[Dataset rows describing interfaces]
--------------------------------------------------

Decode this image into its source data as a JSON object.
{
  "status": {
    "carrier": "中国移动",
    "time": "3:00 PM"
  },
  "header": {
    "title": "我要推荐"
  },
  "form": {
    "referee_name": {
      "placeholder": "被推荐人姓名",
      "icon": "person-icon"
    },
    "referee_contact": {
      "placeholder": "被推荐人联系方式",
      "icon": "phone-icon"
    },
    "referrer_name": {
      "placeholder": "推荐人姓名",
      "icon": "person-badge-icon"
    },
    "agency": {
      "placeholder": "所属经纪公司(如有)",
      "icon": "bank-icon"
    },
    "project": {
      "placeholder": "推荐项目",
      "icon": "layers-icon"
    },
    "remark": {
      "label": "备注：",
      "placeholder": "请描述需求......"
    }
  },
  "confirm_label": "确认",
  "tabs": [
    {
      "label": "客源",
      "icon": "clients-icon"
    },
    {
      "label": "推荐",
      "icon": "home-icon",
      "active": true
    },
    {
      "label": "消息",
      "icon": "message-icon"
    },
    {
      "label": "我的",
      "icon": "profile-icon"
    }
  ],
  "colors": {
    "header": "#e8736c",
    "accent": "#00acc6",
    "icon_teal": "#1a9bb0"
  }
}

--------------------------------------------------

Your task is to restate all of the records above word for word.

:: Output for this exercise ::
Decode this image into its source data as a JSON object.
{
  "status": {
    "carrier": "中国移动",
    "time": "3:00 PM"
  },
  "header": {
    "title": "我要推荐"
  },
  "form": {
    "referee_name": {
      "placeholder": "被推荐人姓名",
      "icon": "person-icon"
    },
    "referee_contact": {
      "placeholder": "被推荐人联系方式",
      "icon": "phone-icon"
    },
    "referrer_name": {
      "placeholder": "推荐人姓名",
      "icon": "person-badge-icon"
    },
    "agency": {
      "placeholder": "所属经纪公司(如有)",
      "icon": "bank-icon"
    },
    "project": {
      "placeholder": "推荐项目",
      "icon": "layers-icon"
    },
    "remark": {
      "label": "备注：",
      "placeholder": "请描述需求......"
    }
  },
  "confirm_label": "确认",
  "tabs": [
    {
      "label": "客源",
      "icon": "clients-icon"
    },
    {
      "label": "推荐",
      "icon": "home-icon",
      "active": true
    },
    {
      "label": "消息",
      "icon": "message-icon"
    },
    {
      "label": "我的",
      "icon": "profile-icon"
    }
  ],
  "colors": {
    "header": "#e8736c",
    "accent": "#00acc6",
    "icon_teal": "#1a9bb0"
  }
}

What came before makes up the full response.